(Department of Vascular and Endovascular Surgery, University Hospital, Heinrich-Heine-University, Düsseldorf, Germany)
Ann Transplant 2014; 19:464-471
The increasing demand for transplantable organs, especially kidneys, has led to expanded criteria for renal transplant donors. As a result of the expanded criteria, more organs with vascular anomalies and/or pathologies are available for transplant. This retrospective study evaluated the impact of vascular repair on the outcome in kidney transplantation in a single center over a 15-year period.
Material and Methods: Between January 1997 and May 2012, 1134 deceased donor renal transplantations were performed in the Department for Vascular and Endovascular Surgery of the University of Düsseldorf, Germany.
Results: A vascular reconstruction of some type was necessary to repair renal vessels or to prepare the recipient site for transplantation in 374 of 1134 (33.0%) renal transplantations. The iliac artery in 12.3% (139/1134) of cases and the renal artery in 10.1% (115/1134) of cases showed severe atherosclerosis and a thrombo-endarterectomy was required. Organ loss occurred in 13 cases (1.1%) due to vascular failure. The 5-year graft survival for kidneys with reconstructed renal arteries was 84.3% in deceased donor renal transplantations (86.1% without arterial reconstruction).
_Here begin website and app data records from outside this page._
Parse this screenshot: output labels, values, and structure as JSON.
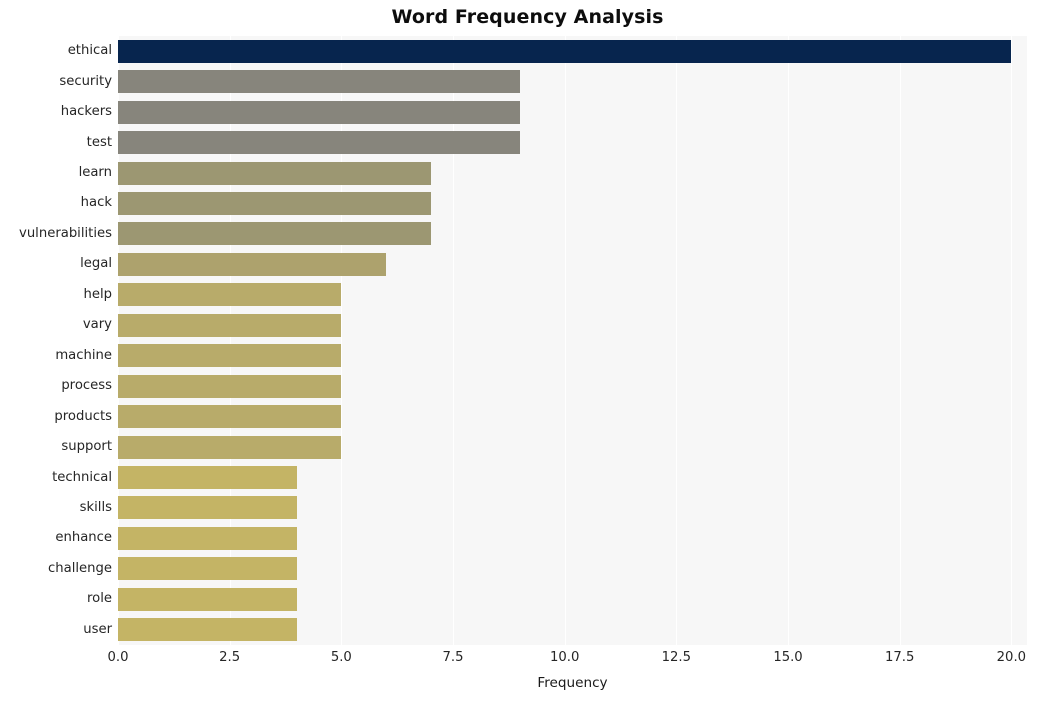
{
  "chart_data": {
    "type": "bar",
    "orientation": "horizontal",
    "title": "Word Frequency Analysis",
    "xlabel": "Frequency",
    "ylabel": "",
    "categories": [
      "ethical",
      "security",
      "hackers",
      "test",
      "learn",
      "hack",
      "vulnerabilities",
      "legal",
      "help",
      "vary",
      "machine",
      "process",
      "products",
      "support",
      "technical",
      "skills",
      "enhance",
      "challenge",
      "role",
      "user"
    ],
    "values": [
      20,
      9,
      9,
      9,
      7,
      7,
      7,
      6,
      5,
      5,
      5,
      5,
      5,
      5,
      4,
      4,
      4,
      4,
      4,
      4
    ],
    "bar_colors": [
      "#07254e",
      "#87857c",
      "#87857c",
      "#87857c",
      "#9c9772",
      "#9c9772",
      "#9c9772",
      "#ada26d",
      "#b8ab6a",
      "#b8ab6a",
      "#b8ab6a",
      "#b8ab6a",
      "#b8ab6a",
      "#b8ab6a",
      "#c4b465",
      "#c4b465",
      "#c4b465",
      "#c4b465",
      "#c4b465",
      "#c4b465"
    ],
    "xlim": [
      0.0,
      20.35
    ],
    "xticks": [
      0.0,
      2.5,
      5.0,
      7.5,
      10.0,
      12.5,
      15.0,
      17.5,
      20.0
    ],
    "xtick_labels": [
      "0.0",
      "2.5",
      "5.0",
      "7.5",
      "10.0",
      "12.5",
      "15.0",
      "17.5",
      "20.0"
    ],
    "grid": "vertical-only",
    "legend": "none",
    "plot_background": "#f7f7f7",
    "gridline_color": "#ffffff",
    "figure_background": "#ffffff"
  }
}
Conclusions: The demand for renal transplants has led to more marginal-quality organs and older donors and/or recipients waiting for a second or third transplantation. Thus, the expertise of a vascular surgeon is extremely helpful in a transplantation center because it allows for marginal organ transplantation with acceptable 5-year graft survival rates.